After a day of wandering around the city together, S and I decided to split up. We are both very individual and independent people and after two weeks of virtually constant company, it was time to do some exploring on our own. The next two days we hit Tokyo separately, each indulging in our own interests and curiosities.
I went to two different big toy stores and bought silly stuff. I checked out the latest at the Sony building. I tried to explore the bookstore area but got stranded in a Precious Coffee Moment. (The books were all Japanese anyway.) I had a seriously overpriced tea and cake at a tea shop in Giza.
It was in Shinjuku where I encountered the other Tokyo. Following the recommendation in the Lonely Planet I checked out the large shopping area and the department store (where I was again one of the elderly generation). Then in my usual wandering mode I took a few turns just to see where they would lead me, until I started to attract a few strange almost-looks. (By that time I had learned to recognize the not-quite-looks the Japanese use for things out of the ordinary.) Ah. I had wandered into a, shall we say, less reputable business district. Lunch hour coming up, the streets were starting to attract clientele with limited time and specific appetites. Time to wander back to the main street.
Still on my list: manga! (http://en.wikipedia.org/wiki/Manga) I had spotted a manga store and headed in that direction. I was the only westerner in the shop but I was used to that by now. Anyway, all the books were in Japanese so that was small wonder. With all the time in the world I decided to just browse the shelves a bit looking for interesting imagery. I had just found an interesting looking comic book that appeared to be about traditional Japanese culture (it was hard to tell because the books are all sealed in the store) and one Sweet Sixteen kind of periodical. I decided to buy those as keepsakes of Japanese culture. On the same shelf were cute books about cats and what were obviously children’s comics. Funny stuff.

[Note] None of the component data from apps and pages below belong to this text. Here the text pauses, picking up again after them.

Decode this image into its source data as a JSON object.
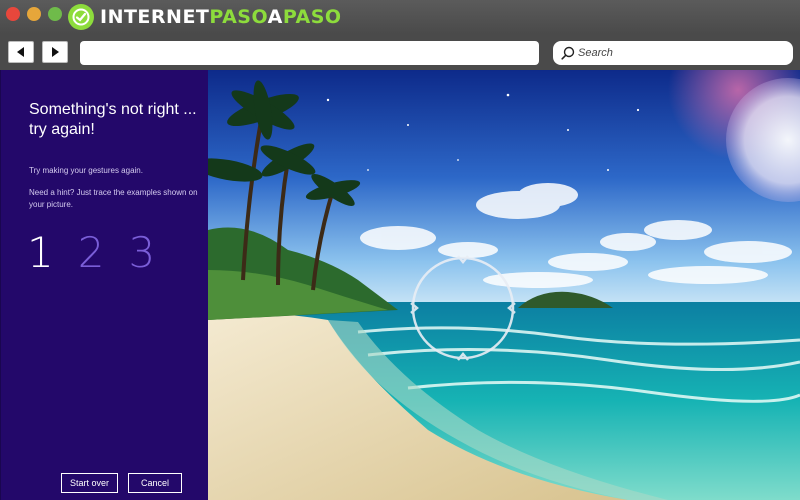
{
  "browser": {
    "brand_part1": "INTERNET",
    "brand_part2": "PASO",
    "brand_part3": "A",
    "brand_part4": "PASO",
    "search_placeholder": "Search",
    "icons": [
      "back-arrow-icon",
      "forward-arrow-icon",
      "search-icon",
      "brand-logo-icon"
    ]
  },
  "panel": {
    "title": "Something's not right ... try again!",
    "instruction": "Try making your gestures again.",
    "hint": "Need a hint? Just trace the examples shown on your picture.",
    "steps": [
      {
        "label": "1",
        "state": "active"
      },
      {
        "label": "2",
        "state": "pending"
      },
      {
        "label": "3",
        "state": "pending"
      }
    ],
    "start_over_label": "Start over",
    "cancel_label": "Cancel"
  },
  "colors": {
    "panel_bg": "#23086a",
    "step_active": "#ffffff",
    "step_pending": "#7a5ed8",
    "brand_green": "#8ddc3c"
  }
}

And so it was a wee bit surprising (shall we say shocking?) to turn around in the aisle and find myself face-to-face with some of the weirdest and most explicit hardcore porn I have seen yet. I will not describe but suffice to say that this Amsterdam girl turned red. Opposite the kiddie stuff, I just didn’t see it coming. Later on I found out that small sections of ‘erotica’ are scattered around the store at the oddest places. My guess is that this is done to avoid aficionados being labeled as ‘the guy who is always in that corner’ but I’m not sure.
By the way, the people in the store there with me were just your average Japanese, both men and women, and the books also included literary works and even DIY manuals. Not all were comic strips either, most were simply books – in Japanese of course. I wouldn’t have you thinking that Japanese are all smut-reading perverts. But this encounter might explain why the people on the underground all have paper covers from the bookstore around the books they’re reading. I fear you don’t always want to know what is inside. Having said that, the Sweet Sixteen comic I bought also has some fairly explicit scenes, ‘my first time’ style. Nothing is really shown but a few strokes of a pen do away with the need to spell it out. It could be that buying exactly those was just my luck. Or that the sexuality so not present on the streets and in dress and general communications, has found an outlet in graphic design and literature, even for teens.
The bow that the (impeccably uniformed) shop girl gave me was the lowest I had seen yet.